Tragically, we are left to imagine how Die Hard would have turned out if Sinatra had insisted on pulling on that dirty vest.

Stormont stand-off exposes some familiar old habits


IT’S been an article of faith for fifty years now that the Alliance Party are the David Attenborough of Irish politics. Everybody loves them; they’re like the dear old grandpa everybody wishes they had.
Down the middle of the road they continue to motor, stopping every now and then when they see a fence they’d quite like to sit upon. Where DUP meetings start with prayers, you picture Alliance Party meetings starting with an acoustic guitar Kumbaya singalong.

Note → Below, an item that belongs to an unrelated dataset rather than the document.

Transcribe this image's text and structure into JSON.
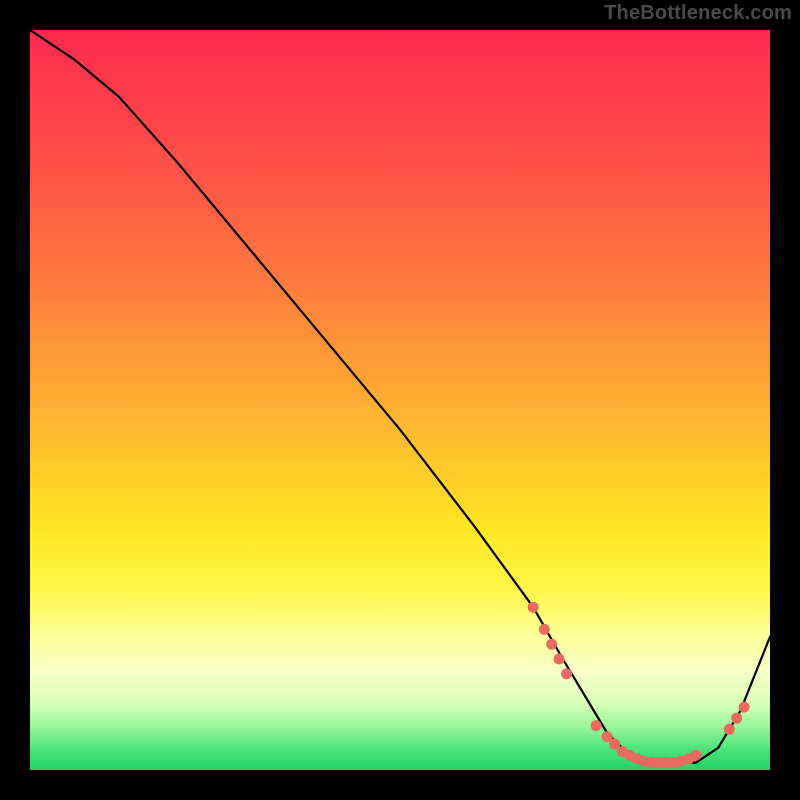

Key to this pussy cat image is their utter rejection of violence, which we know about because every time a party member speaks you’re once again reminded of it. Those who choose to can ignore the fact that the party supported the RUC and the UDR throughout the conflict, even though the behaviour of those unionist militias was so egregious that they were both dumped because peace was simply impossible while they existed. And those who choose to can also whistle and walk on when they are reminded of the fact that the party
voted in favour of bombing Iraq in 2014. You want to complain about your neighbour’s dirty windows you better have a very decent chamois.
There’s cynicism to be found everywhere in politics, of course, but when a reputation is founded on not being cynical, the cynicism, when it raises its head, seems that much harder to take.
It’s not the RUC, the UDR or even the more recent Iraq episode that’s been occupying Squinter of late, it’s the Alliance Party’s position on last week’s Executive lockdown debacle that has really had him shaking his head.
The facts are fairly straightforward. The DUP doesn’t like lockdown. Nobody likes lockdown, needless to say, but the DUP dislikes it so much that they’re unwilling to take the difficult decisions that need to be taken at a time when the Covid numbers are going through the roof here (a death toll four times higher than the Republic’s).
It’s to do with money, you’ll not be surprised to hear, because whenever you hear the words DUP and controversy in the same sentence you can be sure that moolah is involved somewhere.
The Chief Medical Officer Michael McBride and Health Minister Robin Swann (UUP) recommended that the four-week circuit-breaker lockdown that’s just ended be extended by a fortnight in response to the worrying Covid figures. His party, Sinn Féin, the SDLP and Alliance agreed. The DUP rejected the plan, using a blunt veto instrument to block it not once, but twice.
That shameful behaviour rightly drew criticism from far and wide, but rather than call out the DUP, thus totally isolating and exposing the DUP, the Alliance Party did what they do best: they went down the one’s-as-bad-as-the-other route.
The fig leaf this time for another disappointingly familiar cop-out was that SF northern leader Michelle O’Neill had said on TV on Sunday that the Executive was considering a number of options in its discussions on any lockdown extension. A standard non-commital response, but when the DUP in their attempts to deflect criticism latched on to it like a drowning man to a buoy, Alliance were only too happy to go along with it.
In other words, given the chance to strong-arm the DUP into doing the right thing by calling them out on their shabby behaviour, Alliance decided instead that the chance of positioning themselves again as the exasperated schoolteacher dealing with unruly schoolchildren was too good to pass up. Even when one schoolkid is wrecking the classroom and all the others are sitting at their desks watching. Which was one of the reasons that the DUP felt emboldened to execute that outrageous second veto.
Which means that Alliance are as much a part of the Stormont mess as any other party. And at this stage we can all agree that it is a mess.  Been that way for 100 years.